Trillium Room: Feb. 2nd

When you walk into the Trillium Room these days, you are greeted with a beautifully decorated tree, adorned with lovely lights.  Some silly people thought it was a Christmas Tree, but obviously it is a Valentine Tree.  The ornaments are heart-shaped notes that the children have written to each other.  Hopefully, you saw the notice sent on Wednesday about our Valentine exchange.  This will be held (surprise, surprise) Feb. 14th.  If you missed the notice, email us for a new copy.

We spent a lot of time writing this week.  All of the children are now working on their final “how-to” book.  The Red Dot Writers are all writing a book about how to make a hamburger cookie.  The Blue Dot Writers are choosing a skill they know well and writing a book on their own.

In a week or so, we’ll begin a new topic in Social Studies.  Some children will be studying the fur trapper.  Others will be studying the beaver.  If you have any interesting artifacts, like a pelt or a stick chewed by a beaver or…whatever, please let us know.

Recently, the teachers have noticed that some of the children are getting a bit too comfortable in the classroom.  We’ve been sad to see some sassy language and show-off behavior that is disrupting learning.  Because of this, we have begun having children write notes home when they are disrespectful 3 times during a day.  If you receive one of these notes, you should sign it and return it the next day.  Your child will not get Explore Time until the note is returned.

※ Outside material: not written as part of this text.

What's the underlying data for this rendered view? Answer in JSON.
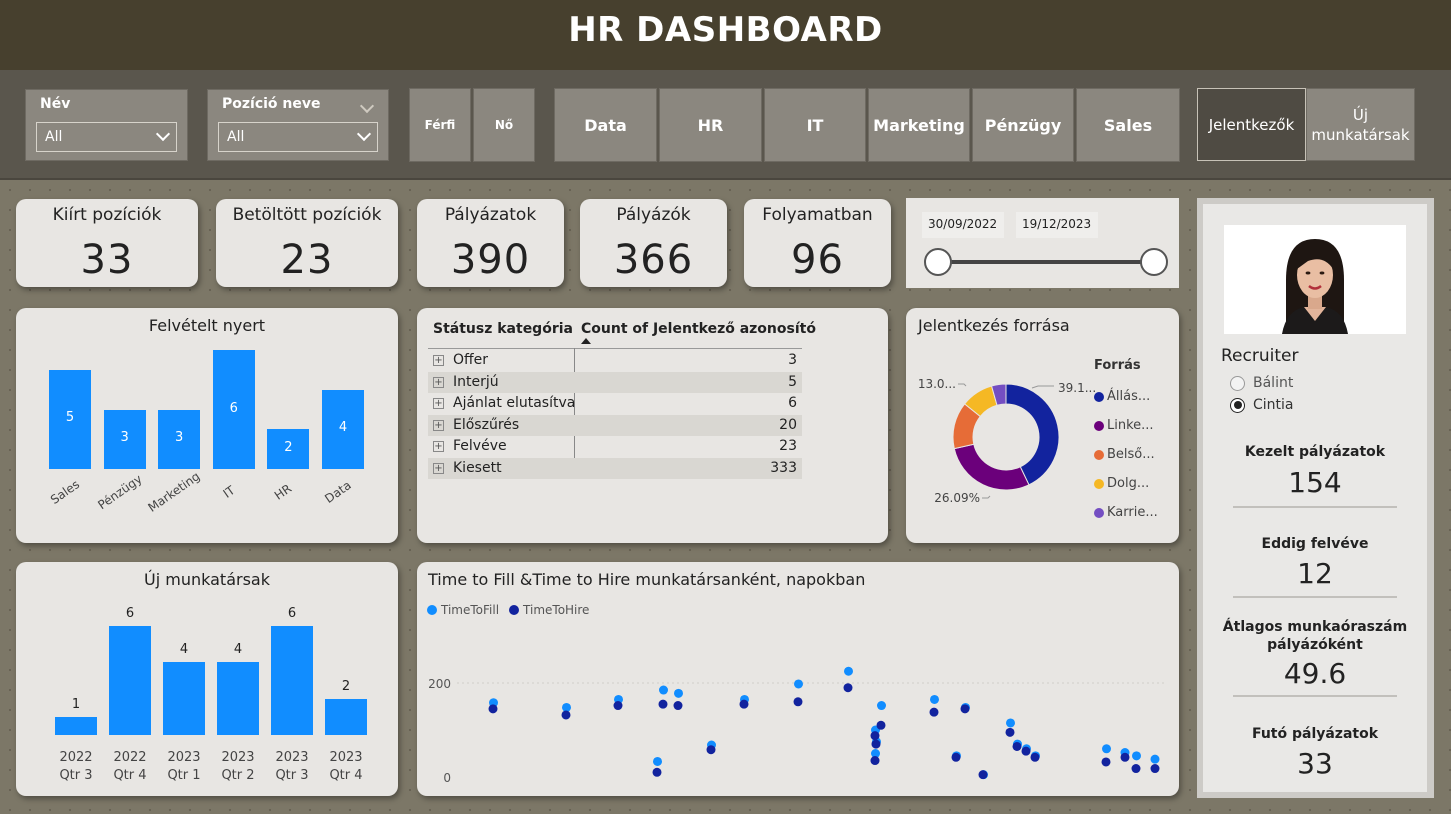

Here’s one of our new poems:


White  sheep,  white  sheep,
On  a  blue  hill,
When  the  wind  stops,
You  all  stand  still.
When  the  wind  blows,
You  walk  away  slow.
White  sheep,  white  sheep,
Where  do  you  go?
Christina Rossetti

Kristin Wold About Kristin Wold

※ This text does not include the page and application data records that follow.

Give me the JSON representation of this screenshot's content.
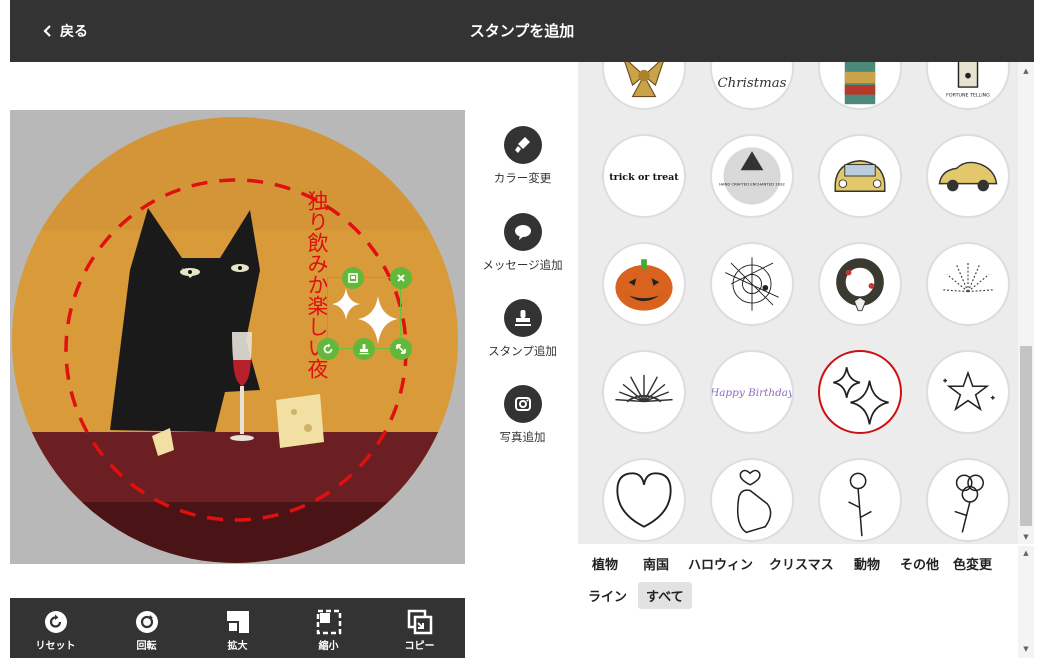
{
  "header": {
    "back_label": "戻る",
    "title": "スタンプを追加"
  },
  "canvas": {
    "message_text": "独り飲みか楽しい夜"
  },
  "tools": [
    {
      "label": "カラー変更",
      "icon": "paint-brush-icon"
    },
    {
      "label": "メッセージ追加",
      "icon": "speech-bubble-icon"
    },
    {
      "label": "スタンプ追加",
      "icon": "stamp-icon"
    },
    {
      "label": "写真追加",
      "icon": "camera-icon"
    }
  ],
  "bottom_bar": [
    {
      "label": "リセット",
      "icon": "reset-icon"
    },
    {
      "label": "回転",
      "icon": "rotate-icon"
    },
    {
      "label": "拡大",
      "icon": "enlarge-icon"
    },
    {
      "label": "縮小",
      "icon": "shrink-icon"
    },
    {
      "label": "コピー",
      "icon": "copy-icon"
    }
  ],
  "stickers": {
    "row0": [
      "Christmas",
      "FORTUNE TELLING"
    ],
    "row1": [
      "trick or treat",
      "HAND CRAFTED ENCHANTED 1692"
    ],
    "row3": [
      "Happy Birthday"
    ],
    "selected": "sparkle stars"
  },
  "categories": [
    "植物",
    "南国",
    "ハロウィン",
    "クリスマス",
    "動物",
    "その他",
    "色変更",
    "ライン",
    "すべて"
  ],
  "active_category": "すべて",
  "colors": {
    "header": "#333333",
    "accent_green": "#62b83a",
    "message_red": "#e01010",
    "selected_border": "#cc1111"
  }
}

This is my 28th year teaching in Corbett. I am incredibly fortunate to have brilliant, energetic colleagues; creative, supportive administrators; and parents who over-whelmingly love partnering with the school to make the best possible opportunities for their kids. I have a great job.
Professionally, my passion is working with emergent readers. I strongly believe that our first priority in teaching reading is to get kids to love books. We need to introduce them to authors and topics they’ll love so they’ll seek out reading for pleasure.
Personally, I have been married for 30 years and have a 16-year-old daughter who attends Corbett. I enjoy traveling, hiking in the gorge, and studying Japanese.